#### Required work
Check each line of the data below for the word "hair", then extract the ones that have it.

Stored data entries:
*** Begin section ***
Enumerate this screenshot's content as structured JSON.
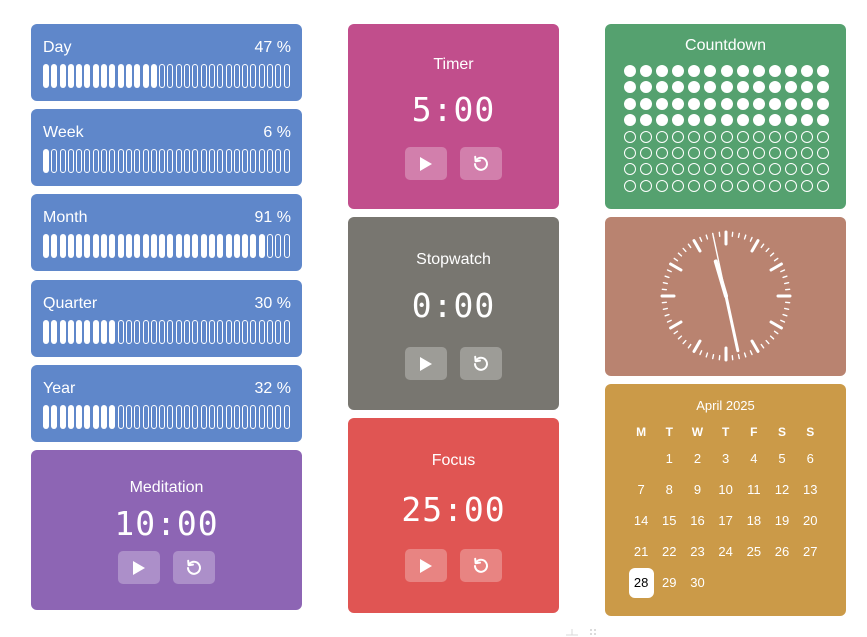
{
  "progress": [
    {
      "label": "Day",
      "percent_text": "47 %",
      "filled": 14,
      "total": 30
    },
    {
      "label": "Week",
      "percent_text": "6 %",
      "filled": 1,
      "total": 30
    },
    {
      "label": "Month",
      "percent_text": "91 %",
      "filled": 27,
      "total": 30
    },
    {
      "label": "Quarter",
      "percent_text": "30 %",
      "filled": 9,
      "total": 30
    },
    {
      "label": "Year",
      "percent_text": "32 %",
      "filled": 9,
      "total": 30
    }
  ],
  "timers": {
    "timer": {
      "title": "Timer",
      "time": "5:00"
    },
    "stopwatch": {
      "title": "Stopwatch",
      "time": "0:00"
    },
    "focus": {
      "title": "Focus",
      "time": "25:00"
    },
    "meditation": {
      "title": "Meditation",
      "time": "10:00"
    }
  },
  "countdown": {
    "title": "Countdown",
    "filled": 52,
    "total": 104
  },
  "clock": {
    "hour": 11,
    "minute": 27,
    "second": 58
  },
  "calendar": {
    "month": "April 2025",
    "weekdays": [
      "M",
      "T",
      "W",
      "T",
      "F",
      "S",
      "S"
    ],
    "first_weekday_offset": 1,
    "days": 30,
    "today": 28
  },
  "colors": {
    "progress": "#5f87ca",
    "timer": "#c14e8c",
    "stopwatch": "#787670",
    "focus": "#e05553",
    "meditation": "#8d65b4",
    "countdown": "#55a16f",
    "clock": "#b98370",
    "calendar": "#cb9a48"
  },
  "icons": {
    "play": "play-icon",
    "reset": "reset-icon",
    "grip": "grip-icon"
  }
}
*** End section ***
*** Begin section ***
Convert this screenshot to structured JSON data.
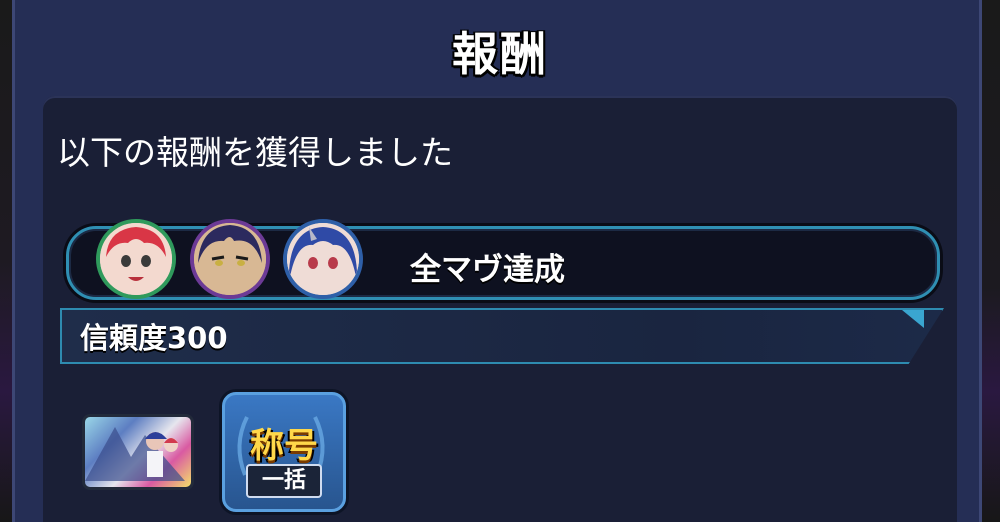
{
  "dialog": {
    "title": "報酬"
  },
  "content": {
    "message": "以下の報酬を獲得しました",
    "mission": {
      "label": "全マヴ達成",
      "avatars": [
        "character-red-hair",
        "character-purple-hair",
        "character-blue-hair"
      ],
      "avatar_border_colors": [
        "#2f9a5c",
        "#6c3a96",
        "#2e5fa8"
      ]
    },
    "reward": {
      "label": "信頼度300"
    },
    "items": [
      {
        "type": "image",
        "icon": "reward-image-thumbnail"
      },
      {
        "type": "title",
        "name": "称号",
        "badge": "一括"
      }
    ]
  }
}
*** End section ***
#### Worked solution
        "character-red-hair",
        "character-purple-hair",
        "character-blue-hair"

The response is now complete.